- Refers to the degree to which the piece is preserved intact, as it was originally built. State of Preservation is a subjective evaluation of the number of repaired cracks and the quantity and condition of the original varnish, typically from “poor” to “fair” to “good” to “very good” to “excellent” to “mint.”
- Refers to the condition of the piece in terms of original varnish. Instruments that have undergone frequent polishing lose their patina and are somewhat less desirable than they would be with original patina.
- Extensive Retouching
- Refers to the originality of the varnish. More or less a euphemism for re-varnished. This term implies substantially degraded desirability and value of a piece, even if the utility value is unchanged.
- Ground Coat
- Refers to the coat of varnish closest to the wood. The ground coat generally contains little color and separates the later coats of varnish from the instrument, enhancing the refractive visual appearance of the piece.
- Acoustical Patch
- Refers to wood veneered into an instrument in an attempt to enhance the instrument tonally. This language is used to indicate the presence of a patch that is not a repair of a crack and so should not devalue the piece as much as a repair patch.
- Post Patch
- Refers to a patch used to repair a crack in the sound-post area. On the top of instruments this is common, on the back it is a major flaw with consequent effect on appraisal value and liquidity.
- Evidence of Wood Worm
- Refers to damage caused by wood worm. It can be difficult to detect the extent of wood worm damage as much of the damage can remain invisible externally for years. Skilled X-ray or CT scan is recommended for instruments that show evidence of wood worm.
- Original in All Principal Parts

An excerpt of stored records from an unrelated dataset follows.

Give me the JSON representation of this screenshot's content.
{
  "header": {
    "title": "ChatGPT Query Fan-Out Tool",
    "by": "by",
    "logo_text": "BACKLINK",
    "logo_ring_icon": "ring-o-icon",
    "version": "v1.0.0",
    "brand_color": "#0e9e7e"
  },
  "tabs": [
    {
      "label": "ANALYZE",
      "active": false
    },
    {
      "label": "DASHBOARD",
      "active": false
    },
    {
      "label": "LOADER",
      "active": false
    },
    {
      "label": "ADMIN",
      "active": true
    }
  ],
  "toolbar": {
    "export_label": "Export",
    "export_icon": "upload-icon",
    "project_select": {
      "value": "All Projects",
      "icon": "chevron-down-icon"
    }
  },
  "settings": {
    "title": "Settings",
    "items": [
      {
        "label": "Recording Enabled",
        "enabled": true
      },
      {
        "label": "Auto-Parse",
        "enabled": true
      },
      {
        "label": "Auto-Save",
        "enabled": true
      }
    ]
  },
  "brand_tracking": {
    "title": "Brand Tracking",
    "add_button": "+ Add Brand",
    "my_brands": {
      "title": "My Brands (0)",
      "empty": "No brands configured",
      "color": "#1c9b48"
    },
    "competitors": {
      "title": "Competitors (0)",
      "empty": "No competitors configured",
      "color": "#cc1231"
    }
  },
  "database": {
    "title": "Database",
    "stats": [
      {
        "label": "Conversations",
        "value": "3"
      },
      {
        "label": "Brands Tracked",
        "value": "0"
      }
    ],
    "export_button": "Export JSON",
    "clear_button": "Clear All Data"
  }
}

- Refers to the body and scroll of string instruments, excluding the neck and fittings. Refers to the stick, frog and button on bows; excludes hair, mother of pearl ornaments, and head-plate.